Say you need a steak dish on your menu, but you also had an idea for a pork dish on your list. You can usually adapt the dish to fit your needs. Why not offer the dish and offer the meat as a choice (like eggplant and chicken parmesan)?
I also love combining dishes from my giant list of restaurant menu ideas. If you need a braised dish and a pasta dish, these can often be combined into one dish. Strive to create a new flavor that is as unique as your restaurant.
Once you create your menu by narrowing down your potential new items, make sure you refine it. It has to fit your restaurant's theme and perfectly fill in the blank space on your menu that was made for no other item.
The Side Effects of a Poor Menu Creation Process
The format of your menu can be flexible, but for the most part, your customers have expectations. If you stray too far, your new menu can confuse your guests. Your format should not compromise your menu's focus.
Think of this like a seeing a puppy a grow. When you see your puppy everyday, you don’t notice its growth. But when you leave town for a few weeks and come back, the puppy is twice the size and you notice it.
This often happens to restaurants. The menu format changes a little bit each year, but then five years later, you aren't the same restaurant that your customers loved. You don’t see it immediately because the change is subtle, but your customers who only visit occasionally will notice the change.
Soon, you’re not as busy as you were and you can’t figure out why.
Avoid this and stick to your theme.
I also recommend that you don't create heavy-duty restauranr menus that have huge production expenses, at least not right off the bat. Otherwise, you can't re-print easily - and it’s unlikely you will get things right the first time.
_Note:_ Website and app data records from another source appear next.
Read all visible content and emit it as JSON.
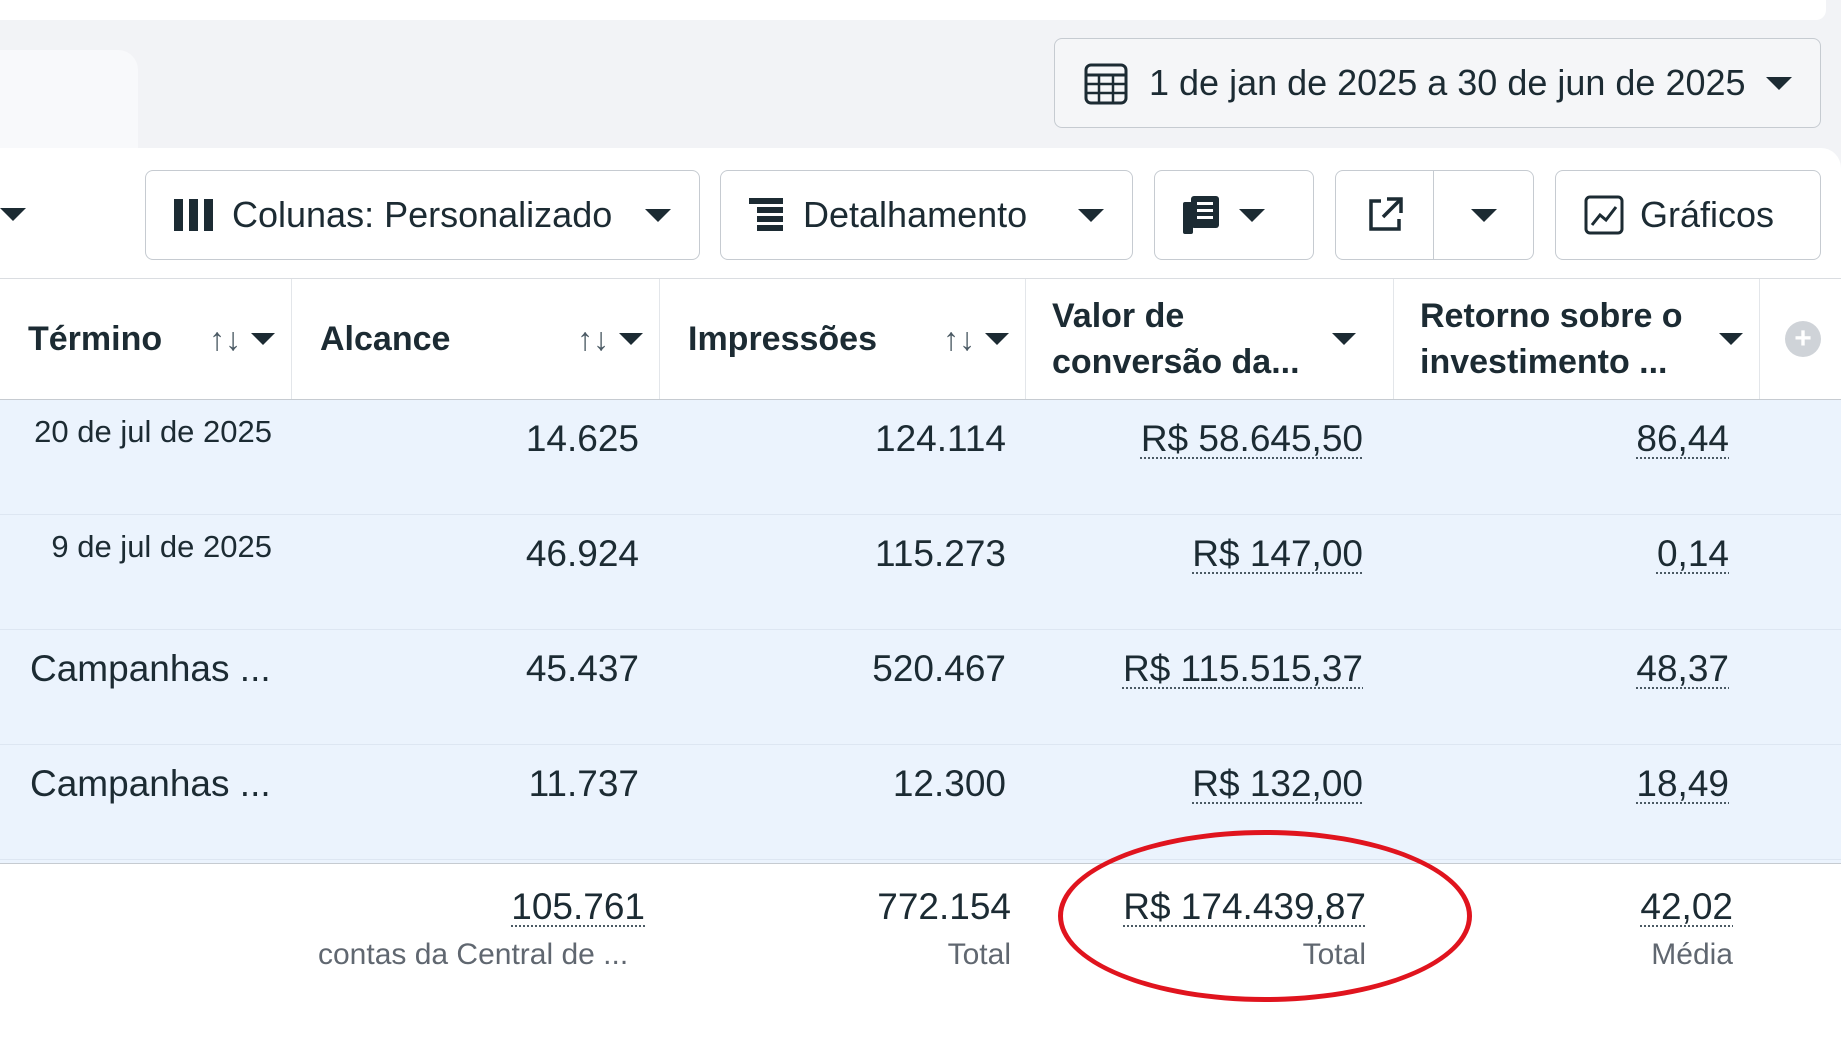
{
  "date_range": {
    "label": "1 de jan de 2025 a 30 de jun de 2025"
  },
  "toolbar": {
    "columns_label": "Colunas: Personalizado",
    "breakdown_label": "Detalhamento",
    "charts_label": "Gráficos"
  },
  "table": {
    "headers": {
      "end": "Término",
      "reach": "Alcance",
      "impressions": "Impressões",
      "conversion_value": "Valor de conversão da...",
      "roas": "Retorno sobre o investimento ..."
    },
    "sort_glyph": "↑↓",
    "rows": [
      {
        "end": "20 de jul de 2025",
        "reach": "14.625",
        "impressions": "124.114",
        "conversion_value": "R$ 58.645,50",
        "roas": "86,44"
      },
      {
        "end": "9 de jul de 2025",
        "reach": "46.924",
        "impressions": "115.273",
        "conversion_value": "R$ 147,00",
        "roas": "0,14"
      },
      {
        "end": "Campanhas ...",
        "reach": "45.437",
        "impressions": "520.467",
        "conversion_value": "R$ 115.515,37",
        "roas": "48,37"
      },
      {
        "end": "Campanhas ...",
        "reach": "11.737",
        "impressions": "12.300",
        "conversion_value": "R$ 132,00",
        "roas": "18,49"
      }
    ],
    "totals": {
      "reach": "105.761",
      "reach_note": "contas da Central de ...",
      "impressions": "772.154",
      "impressions_note": "Total",
      "conversion_value": "R$ 174.439,87",
      "conversion_value_note": "Total",
      "roas": "42,02",
      "roas_note": "Média"
    }
  },
  "colors": {
    "highlight": "#e0141e",
    "row_bg": "#ebf3fd"
  }
}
Either way, I encourage creating menus that are easy to edit and re-print.